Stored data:
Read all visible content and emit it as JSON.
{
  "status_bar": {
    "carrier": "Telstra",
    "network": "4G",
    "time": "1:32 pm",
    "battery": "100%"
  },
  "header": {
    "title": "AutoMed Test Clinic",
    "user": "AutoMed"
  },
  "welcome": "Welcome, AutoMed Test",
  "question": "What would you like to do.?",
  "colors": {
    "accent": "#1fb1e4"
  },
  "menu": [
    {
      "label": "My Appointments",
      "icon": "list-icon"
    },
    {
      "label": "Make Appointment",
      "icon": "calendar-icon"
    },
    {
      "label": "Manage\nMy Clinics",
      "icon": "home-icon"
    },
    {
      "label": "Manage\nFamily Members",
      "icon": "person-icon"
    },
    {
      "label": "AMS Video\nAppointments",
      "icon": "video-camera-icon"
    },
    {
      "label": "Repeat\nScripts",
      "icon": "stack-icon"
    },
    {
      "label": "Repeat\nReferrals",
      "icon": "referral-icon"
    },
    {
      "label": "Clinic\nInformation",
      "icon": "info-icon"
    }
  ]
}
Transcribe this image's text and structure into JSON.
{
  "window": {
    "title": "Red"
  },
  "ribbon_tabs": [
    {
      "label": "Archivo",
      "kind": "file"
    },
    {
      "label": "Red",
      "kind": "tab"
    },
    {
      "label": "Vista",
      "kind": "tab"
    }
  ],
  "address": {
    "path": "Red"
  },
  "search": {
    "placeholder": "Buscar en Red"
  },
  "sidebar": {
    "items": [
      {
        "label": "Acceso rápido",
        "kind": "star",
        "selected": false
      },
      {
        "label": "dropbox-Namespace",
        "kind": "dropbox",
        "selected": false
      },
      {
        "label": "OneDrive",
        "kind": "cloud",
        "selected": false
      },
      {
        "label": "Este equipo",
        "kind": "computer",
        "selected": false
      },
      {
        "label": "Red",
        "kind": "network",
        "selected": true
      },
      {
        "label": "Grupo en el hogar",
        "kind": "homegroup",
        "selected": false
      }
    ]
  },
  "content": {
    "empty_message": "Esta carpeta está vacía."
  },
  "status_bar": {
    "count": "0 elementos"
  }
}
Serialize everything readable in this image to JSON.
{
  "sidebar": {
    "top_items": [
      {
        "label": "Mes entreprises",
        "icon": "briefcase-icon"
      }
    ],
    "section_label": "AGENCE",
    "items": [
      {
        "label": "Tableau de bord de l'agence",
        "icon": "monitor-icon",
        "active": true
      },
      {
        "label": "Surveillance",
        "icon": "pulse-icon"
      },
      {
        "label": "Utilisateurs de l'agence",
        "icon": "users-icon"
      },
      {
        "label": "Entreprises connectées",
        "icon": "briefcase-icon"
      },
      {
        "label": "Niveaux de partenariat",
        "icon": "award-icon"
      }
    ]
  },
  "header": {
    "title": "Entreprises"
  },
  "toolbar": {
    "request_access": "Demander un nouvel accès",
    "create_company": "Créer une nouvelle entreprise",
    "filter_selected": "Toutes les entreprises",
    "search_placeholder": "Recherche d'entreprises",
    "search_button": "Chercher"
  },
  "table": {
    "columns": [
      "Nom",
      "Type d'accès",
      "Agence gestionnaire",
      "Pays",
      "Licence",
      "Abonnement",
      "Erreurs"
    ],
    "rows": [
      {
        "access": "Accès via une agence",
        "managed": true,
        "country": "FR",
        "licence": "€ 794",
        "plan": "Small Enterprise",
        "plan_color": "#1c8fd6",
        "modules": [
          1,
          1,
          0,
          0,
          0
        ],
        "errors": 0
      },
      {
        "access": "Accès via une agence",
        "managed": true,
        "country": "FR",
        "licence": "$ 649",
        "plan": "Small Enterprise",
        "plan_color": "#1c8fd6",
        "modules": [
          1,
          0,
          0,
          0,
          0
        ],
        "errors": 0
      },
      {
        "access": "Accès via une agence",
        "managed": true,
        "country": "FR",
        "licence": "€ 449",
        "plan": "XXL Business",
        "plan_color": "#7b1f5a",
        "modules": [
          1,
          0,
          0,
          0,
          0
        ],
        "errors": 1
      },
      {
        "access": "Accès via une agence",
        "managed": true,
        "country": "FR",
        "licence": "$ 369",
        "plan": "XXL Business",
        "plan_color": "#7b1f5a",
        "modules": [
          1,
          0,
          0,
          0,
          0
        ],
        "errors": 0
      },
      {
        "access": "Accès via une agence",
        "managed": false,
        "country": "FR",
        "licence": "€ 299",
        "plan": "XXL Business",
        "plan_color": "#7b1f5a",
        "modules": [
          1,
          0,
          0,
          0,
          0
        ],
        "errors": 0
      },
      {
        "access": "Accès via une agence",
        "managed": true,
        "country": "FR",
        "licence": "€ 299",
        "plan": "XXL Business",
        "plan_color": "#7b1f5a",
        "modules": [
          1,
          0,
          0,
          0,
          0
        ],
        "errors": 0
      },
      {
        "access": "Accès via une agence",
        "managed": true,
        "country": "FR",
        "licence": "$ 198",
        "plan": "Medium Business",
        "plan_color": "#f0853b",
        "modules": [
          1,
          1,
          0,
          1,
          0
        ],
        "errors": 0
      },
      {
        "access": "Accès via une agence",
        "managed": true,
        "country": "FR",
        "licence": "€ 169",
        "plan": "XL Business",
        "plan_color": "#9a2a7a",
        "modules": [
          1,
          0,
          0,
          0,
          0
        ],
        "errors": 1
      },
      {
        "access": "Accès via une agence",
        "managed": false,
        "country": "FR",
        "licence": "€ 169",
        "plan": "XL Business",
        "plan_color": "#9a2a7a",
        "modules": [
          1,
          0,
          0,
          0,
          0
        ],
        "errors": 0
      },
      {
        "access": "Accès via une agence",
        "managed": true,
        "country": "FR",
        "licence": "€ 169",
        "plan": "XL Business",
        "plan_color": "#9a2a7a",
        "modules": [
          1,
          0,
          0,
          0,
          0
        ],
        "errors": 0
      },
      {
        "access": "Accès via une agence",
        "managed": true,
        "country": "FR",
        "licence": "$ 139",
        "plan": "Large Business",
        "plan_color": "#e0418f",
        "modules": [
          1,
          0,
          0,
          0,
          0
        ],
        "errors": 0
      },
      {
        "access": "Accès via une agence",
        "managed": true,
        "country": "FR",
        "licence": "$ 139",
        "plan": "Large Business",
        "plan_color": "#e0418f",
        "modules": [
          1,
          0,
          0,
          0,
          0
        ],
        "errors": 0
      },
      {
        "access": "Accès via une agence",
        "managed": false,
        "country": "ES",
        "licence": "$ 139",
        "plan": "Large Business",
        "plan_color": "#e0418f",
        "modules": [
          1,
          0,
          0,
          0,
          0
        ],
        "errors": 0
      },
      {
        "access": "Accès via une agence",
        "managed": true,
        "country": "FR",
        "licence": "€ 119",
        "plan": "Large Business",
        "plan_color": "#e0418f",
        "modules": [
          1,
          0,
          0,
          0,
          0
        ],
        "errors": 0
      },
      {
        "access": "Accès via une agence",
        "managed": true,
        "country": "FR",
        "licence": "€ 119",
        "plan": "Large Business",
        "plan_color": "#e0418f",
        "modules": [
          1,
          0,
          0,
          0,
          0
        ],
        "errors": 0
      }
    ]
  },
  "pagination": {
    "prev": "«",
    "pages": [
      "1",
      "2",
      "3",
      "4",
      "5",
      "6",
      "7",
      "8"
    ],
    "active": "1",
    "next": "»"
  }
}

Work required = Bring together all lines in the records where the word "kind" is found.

Your solution =
      "kind": "file"
      "kind": "tab"
      "kind": "tab"
        "kind": "star",
        "kind": "dropbox",
        "kind": "cloud",
        "kind": "computer",
        "kind": "network",
        "kind": "homegroup",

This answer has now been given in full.